The poem is not a lover. A lover wants comfort, cajoling,
even the cold-hearted ones keep coming back for
reassurance. The poem is not a friend. It is not there
to listen, to reinforce, to hug. The poem is not a child.
Even though you birthed it. Even though you dress its
wounds and feed its soul. It will deny your motherhood
in a second, without remorse. That evening, on the terrace,
the Cauvery bare below us, her sandy underbelly exposed
to the stars, the night dipping lower and lower and finding
no reflection, you said the poem was a river.

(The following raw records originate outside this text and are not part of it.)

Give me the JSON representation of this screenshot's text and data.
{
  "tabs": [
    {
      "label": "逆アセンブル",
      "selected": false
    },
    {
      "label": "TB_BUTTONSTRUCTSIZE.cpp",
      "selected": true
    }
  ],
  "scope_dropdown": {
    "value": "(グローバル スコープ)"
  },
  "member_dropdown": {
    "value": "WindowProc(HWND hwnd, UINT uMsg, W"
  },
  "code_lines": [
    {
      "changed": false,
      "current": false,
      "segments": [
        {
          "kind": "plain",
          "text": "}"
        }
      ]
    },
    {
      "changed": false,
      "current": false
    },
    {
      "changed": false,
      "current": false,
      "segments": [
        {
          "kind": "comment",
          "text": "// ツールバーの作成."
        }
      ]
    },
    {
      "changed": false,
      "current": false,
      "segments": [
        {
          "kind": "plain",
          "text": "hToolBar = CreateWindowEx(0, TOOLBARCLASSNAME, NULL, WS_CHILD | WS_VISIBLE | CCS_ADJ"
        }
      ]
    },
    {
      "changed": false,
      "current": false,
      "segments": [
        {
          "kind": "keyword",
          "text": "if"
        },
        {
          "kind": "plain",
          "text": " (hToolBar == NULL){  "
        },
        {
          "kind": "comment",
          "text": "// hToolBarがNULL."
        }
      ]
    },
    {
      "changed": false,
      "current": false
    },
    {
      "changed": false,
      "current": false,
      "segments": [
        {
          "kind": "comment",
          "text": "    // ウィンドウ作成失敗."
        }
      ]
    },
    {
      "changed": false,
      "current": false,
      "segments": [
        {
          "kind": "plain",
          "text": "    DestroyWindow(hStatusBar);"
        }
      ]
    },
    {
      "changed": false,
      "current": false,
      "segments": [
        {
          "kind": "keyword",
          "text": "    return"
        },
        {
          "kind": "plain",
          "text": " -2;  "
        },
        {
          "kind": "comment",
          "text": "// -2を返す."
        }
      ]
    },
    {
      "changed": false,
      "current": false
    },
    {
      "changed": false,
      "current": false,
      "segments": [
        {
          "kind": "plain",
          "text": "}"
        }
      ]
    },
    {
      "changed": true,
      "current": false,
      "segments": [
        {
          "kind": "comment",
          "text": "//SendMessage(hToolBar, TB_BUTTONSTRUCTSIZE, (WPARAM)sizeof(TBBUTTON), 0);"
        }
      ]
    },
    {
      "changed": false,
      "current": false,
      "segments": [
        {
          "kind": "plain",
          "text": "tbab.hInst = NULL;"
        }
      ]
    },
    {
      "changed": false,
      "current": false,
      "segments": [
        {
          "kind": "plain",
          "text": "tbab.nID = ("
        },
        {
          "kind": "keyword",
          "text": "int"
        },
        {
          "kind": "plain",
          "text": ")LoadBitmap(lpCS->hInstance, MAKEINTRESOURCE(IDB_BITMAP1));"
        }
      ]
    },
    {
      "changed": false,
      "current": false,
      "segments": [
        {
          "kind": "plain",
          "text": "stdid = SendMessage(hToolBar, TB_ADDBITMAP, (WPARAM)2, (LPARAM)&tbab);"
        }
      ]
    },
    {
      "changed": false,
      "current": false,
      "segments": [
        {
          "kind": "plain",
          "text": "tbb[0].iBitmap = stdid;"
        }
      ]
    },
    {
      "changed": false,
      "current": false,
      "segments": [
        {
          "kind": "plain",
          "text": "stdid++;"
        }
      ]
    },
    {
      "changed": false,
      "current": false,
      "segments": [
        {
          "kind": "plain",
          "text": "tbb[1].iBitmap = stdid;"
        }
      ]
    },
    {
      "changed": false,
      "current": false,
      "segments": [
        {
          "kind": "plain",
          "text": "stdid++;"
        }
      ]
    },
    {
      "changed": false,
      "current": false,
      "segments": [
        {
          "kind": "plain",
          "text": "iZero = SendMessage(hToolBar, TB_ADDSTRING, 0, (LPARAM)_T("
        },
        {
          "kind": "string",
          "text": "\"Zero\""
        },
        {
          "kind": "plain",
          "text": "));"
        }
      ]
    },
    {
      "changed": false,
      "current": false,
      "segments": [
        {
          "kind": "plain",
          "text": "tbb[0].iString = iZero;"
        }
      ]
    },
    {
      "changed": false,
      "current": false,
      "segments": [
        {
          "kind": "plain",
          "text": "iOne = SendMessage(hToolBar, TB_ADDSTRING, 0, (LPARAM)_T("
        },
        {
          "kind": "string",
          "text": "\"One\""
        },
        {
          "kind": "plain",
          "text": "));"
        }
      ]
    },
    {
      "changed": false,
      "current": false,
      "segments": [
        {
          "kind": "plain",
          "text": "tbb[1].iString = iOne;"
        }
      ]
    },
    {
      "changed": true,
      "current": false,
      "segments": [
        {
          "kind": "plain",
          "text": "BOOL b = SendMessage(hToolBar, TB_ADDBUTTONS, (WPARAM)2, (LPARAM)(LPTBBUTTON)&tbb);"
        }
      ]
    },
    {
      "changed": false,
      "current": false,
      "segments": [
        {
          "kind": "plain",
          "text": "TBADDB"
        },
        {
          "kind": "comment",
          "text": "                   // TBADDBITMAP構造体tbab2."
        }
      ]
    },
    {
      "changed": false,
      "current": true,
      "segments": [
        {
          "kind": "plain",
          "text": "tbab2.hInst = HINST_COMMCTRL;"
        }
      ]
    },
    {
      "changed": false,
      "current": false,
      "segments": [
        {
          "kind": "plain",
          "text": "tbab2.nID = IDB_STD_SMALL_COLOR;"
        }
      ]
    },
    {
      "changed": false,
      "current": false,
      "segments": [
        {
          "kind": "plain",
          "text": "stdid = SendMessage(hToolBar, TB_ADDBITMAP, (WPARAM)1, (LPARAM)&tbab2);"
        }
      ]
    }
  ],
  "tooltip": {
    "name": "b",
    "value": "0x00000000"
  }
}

One that
came from the low mountains, that begged for rain, that
in the summer swallowed its own words to slake its thirst.
I watched the ink run through a forest, tumble down the
hills chased by monsoon clouds, the abundance running over
its banks, spreading through the fields, the villages, the
rotting bodies, like blood from a head wound- a river in
rage, the page blank, flapping wet against my dismembered
limbs. How do I make you see the boat crossing that river?